  • Authenticate users and restrict access to pages.

  • Build content management systems that enable site owners to maintain Web content using Web forms, rather than HTML editors and FTP.

  • Hand-code common ASP and ColdFusion scripts that you can reuse in future projects.

  • Learn core SQL statements, enabling you to build pages that interact with data in sophisticated ways.

  • Control the flow of scripts, using conditional statements and loops.

  • Work with Dreamweaver's server behaviors, Recordset dialog, and pre-built application objects to rapidly develop dynamic Web applications.

Minimum System Requirements

  • Macromedia Dreamweaver MX (In case you don't own a copy of Dreamweaver MX, we've provided a 30-day trial version on the CD-ROM.)

  • Intel Pentium II processor or equivalent 300+ MHz

  • Windows 98, 2000, NT, ME or XP

  • Netscape Navigator or Internet Explorer 4.0 or greater

  • 96 MB of available RAM (128 MB recommended)

  • 275 MB available disk space

  • 256-color monitor capable of 800 × 600 resolution (1024 × 768, millions of colors recommended)

  • Either (A) access to a server, whether it's a locally installed copy of PWS or IIS (which come with Windows) or a Windows Web server on a network or via FTP (for ASP users); or (B) a locally installed copy of Macromedia ColdFusion MX or a ColdFusion server on a network or via FTP (ColdFusion users).

  • RDS logon capability (ColdFusion users only).

  • Internet access (for Lesson 6 only)

  • Microsoft Access (recommended but not required)

  • Macromedia Dreamweaver MX (In case you don't own a copy of Dreamweaver MX, we've provided a 30-day trial version on the CD-ROM.)

  • Power Mac G3 or better

  • Mac OS 9.1 or higher, or Mac OS X 10.1 or higher

  • Netscape Navigator or Internet Explorer 4.0 or later

  • 96 MB of RAM (128 MB recommended)

  • 275 MB available disk space

  • 256-color monitor capable of 800 × 600 resolution (1024 × 768, millions of colors recommended. Thousands of colors required for OS X.)

  • Access to a Windows Web server on a network or via FTP (for ASP users); or a ColdFusion server on a network or via FTP (ColdFusion users).
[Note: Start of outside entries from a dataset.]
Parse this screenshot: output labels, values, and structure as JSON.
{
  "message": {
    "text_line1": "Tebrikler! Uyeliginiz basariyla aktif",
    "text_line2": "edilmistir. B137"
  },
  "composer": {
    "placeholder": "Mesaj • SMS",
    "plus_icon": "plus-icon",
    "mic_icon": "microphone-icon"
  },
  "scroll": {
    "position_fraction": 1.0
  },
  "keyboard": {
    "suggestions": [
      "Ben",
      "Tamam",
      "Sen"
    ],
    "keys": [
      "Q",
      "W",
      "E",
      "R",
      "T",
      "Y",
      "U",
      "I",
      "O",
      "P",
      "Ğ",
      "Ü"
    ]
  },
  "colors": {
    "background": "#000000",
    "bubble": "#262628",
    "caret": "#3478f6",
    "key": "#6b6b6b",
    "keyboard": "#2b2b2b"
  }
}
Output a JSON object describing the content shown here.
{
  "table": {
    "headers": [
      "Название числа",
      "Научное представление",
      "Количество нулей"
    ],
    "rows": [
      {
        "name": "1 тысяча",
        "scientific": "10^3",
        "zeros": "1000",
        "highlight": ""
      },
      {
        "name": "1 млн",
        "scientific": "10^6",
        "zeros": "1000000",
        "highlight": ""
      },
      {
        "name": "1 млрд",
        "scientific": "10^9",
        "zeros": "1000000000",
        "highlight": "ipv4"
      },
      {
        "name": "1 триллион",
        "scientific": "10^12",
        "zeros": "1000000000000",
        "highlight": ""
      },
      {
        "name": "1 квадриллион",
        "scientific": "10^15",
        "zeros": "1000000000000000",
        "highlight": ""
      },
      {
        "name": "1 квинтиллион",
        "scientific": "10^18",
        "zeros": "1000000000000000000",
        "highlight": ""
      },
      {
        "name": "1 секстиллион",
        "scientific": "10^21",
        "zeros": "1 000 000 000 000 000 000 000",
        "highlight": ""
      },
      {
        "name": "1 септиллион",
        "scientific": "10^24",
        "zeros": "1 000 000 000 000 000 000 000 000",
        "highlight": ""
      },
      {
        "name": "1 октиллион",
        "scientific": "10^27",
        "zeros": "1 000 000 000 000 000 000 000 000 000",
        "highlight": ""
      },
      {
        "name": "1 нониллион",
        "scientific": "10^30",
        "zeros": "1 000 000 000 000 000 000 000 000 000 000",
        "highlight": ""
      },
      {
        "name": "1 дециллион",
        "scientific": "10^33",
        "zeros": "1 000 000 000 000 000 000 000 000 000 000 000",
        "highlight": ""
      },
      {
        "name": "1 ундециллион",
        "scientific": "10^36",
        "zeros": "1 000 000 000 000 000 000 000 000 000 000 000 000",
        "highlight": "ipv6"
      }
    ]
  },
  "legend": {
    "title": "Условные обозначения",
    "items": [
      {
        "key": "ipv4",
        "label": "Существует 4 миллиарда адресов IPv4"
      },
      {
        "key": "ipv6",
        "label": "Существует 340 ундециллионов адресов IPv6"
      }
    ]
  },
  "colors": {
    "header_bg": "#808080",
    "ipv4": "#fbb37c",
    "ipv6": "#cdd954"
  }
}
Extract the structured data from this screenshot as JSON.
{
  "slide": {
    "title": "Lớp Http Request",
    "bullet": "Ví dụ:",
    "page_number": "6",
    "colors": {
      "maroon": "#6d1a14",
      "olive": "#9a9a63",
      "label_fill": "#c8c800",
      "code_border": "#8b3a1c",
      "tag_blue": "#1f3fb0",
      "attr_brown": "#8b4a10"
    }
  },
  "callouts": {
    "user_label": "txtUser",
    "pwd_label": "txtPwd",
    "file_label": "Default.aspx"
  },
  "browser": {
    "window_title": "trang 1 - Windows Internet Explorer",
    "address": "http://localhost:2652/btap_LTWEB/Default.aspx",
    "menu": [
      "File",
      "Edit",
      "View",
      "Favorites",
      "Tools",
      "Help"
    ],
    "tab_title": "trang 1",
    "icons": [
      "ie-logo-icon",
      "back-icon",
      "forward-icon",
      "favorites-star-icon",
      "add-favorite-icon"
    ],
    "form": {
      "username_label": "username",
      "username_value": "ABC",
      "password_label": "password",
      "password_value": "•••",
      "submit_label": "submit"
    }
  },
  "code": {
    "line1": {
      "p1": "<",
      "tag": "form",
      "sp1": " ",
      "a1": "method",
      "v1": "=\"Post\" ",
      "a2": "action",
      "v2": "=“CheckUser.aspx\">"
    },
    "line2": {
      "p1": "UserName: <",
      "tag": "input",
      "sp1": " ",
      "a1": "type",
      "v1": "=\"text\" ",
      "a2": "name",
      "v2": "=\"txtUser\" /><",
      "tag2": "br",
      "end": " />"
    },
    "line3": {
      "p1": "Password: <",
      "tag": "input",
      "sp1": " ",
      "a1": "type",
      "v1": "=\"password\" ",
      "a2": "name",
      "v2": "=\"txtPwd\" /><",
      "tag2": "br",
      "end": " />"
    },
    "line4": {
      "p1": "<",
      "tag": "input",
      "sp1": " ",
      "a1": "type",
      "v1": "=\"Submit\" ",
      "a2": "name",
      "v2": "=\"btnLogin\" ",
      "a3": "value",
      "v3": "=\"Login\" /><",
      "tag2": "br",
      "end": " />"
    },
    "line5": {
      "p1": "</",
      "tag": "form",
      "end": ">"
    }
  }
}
  • RDS logon capability (ColdFusion users only)

  • Internet access (for Lesson 6 only)

  • Creative Edge
  • Create BookmarkCreate Bookmark
  • Create Note or TagCreate Note or Tag
  • PrintPrint